## [About this exercise]
Pull each line containing "states" out of the listing below.

──────── Entries shown ────────

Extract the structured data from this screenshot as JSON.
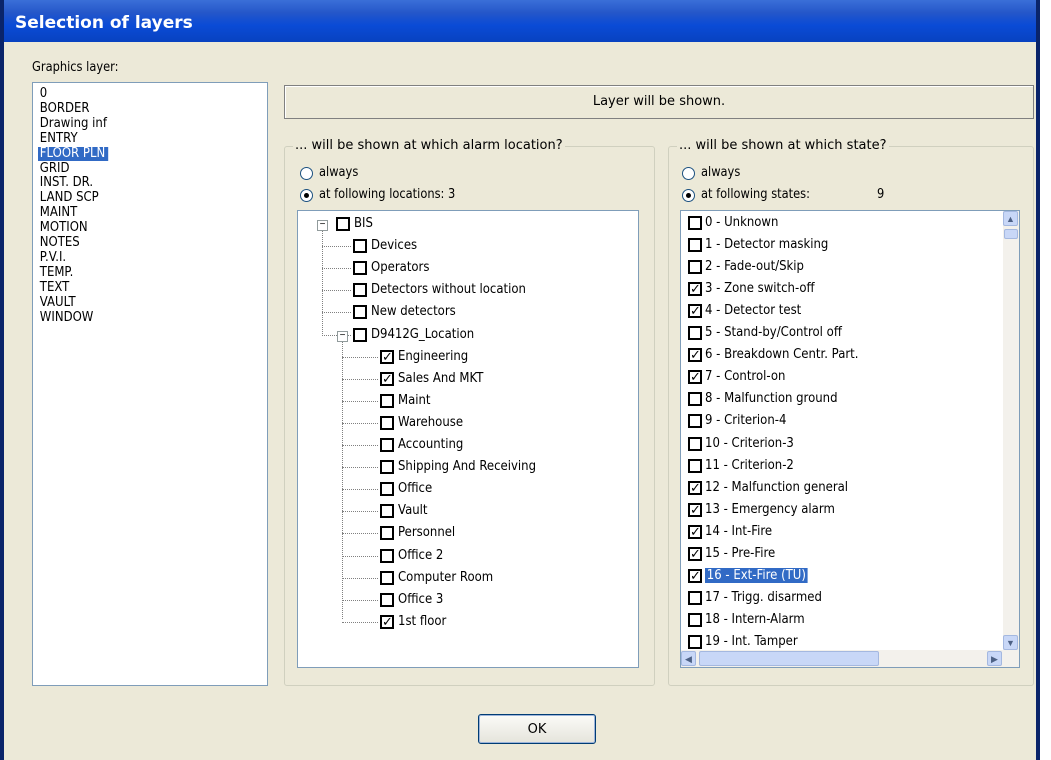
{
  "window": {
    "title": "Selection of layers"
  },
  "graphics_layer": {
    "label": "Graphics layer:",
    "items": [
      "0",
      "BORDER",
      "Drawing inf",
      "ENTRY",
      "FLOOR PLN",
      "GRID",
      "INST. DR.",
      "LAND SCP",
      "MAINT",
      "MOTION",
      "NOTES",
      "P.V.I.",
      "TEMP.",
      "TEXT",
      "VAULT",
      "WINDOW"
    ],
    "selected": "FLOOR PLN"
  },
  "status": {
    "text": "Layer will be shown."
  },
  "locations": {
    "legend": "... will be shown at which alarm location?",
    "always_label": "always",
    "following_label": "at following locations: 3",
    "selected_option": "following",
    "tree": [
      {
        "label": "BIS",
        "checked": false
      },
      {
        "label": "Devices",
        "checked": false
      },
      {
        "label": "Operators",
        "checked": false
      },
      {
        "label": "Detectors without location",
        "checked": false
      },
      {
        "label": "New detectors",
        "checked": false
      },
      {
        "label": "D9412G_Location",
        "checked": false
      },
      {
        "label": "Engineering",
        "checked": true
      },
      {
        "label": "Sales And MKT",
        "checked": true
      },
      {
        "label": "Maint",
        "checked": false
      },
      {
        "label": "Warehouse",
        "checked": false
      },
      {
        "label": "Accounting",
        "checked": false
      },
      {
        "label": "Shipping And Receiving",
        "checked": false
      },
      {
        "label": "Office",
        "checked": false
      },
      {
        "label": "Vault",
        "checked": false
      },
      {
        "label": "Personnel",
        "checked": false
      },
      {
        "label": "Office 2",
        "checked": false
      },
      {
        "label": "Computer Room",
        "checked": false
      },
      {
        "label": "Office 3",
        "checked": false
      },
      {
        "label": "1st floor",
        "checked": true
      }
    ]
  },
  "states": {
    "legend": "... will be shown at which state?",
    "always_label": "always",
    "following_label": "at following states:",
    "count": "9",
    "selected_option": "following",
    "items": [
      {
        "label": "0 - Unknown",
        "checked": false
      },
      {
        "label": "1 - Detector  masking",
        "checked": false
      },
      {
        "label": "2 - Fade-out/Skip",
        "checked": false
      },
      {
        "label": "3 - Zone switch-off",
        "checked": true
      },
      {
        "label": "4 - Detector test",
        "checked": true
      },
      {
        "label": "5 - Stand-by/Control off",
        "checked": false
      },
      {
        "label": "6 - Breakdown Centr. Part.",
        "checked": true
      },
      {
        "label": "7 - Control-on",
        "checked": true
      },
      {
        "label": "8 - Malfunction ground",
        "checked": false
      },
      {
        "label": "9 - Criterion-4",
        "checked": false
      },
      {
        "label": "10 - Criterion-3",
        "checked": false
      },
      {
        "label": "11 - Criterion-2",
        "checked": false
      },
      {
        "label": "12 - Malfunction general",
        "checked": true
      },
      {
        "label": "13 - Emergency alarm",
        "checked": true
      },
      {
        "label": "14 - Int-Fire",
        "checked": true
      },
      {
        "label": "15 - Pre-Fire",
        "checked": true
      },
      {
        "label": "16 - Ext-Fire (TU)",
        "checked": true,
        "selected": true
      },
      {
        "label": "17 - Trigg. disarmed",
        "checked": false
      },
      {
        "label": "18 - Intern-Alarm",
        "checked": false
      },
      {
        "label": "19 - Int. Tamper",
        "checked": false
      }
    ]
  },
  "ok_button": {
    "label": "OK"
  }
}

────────
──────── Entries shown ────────

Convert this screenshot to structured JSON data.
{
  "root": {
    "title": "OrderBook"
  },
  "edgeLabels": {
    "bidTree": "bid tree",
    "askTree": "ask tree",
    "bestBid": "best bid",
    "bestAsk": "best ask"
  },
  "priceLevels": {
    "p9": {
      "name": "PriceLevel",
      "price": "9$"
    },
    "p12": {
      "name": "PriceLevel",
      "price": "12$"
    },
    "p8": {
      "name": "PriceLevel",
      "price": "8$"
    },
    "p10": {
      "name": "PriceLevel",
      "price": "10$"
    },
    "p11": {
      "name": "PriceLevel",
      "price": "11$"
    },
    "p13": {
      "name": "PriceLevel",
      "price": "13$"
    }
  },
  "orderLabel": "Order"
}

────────

## [Solution to this problem]
  "states": {
    "following_label": "at following states:",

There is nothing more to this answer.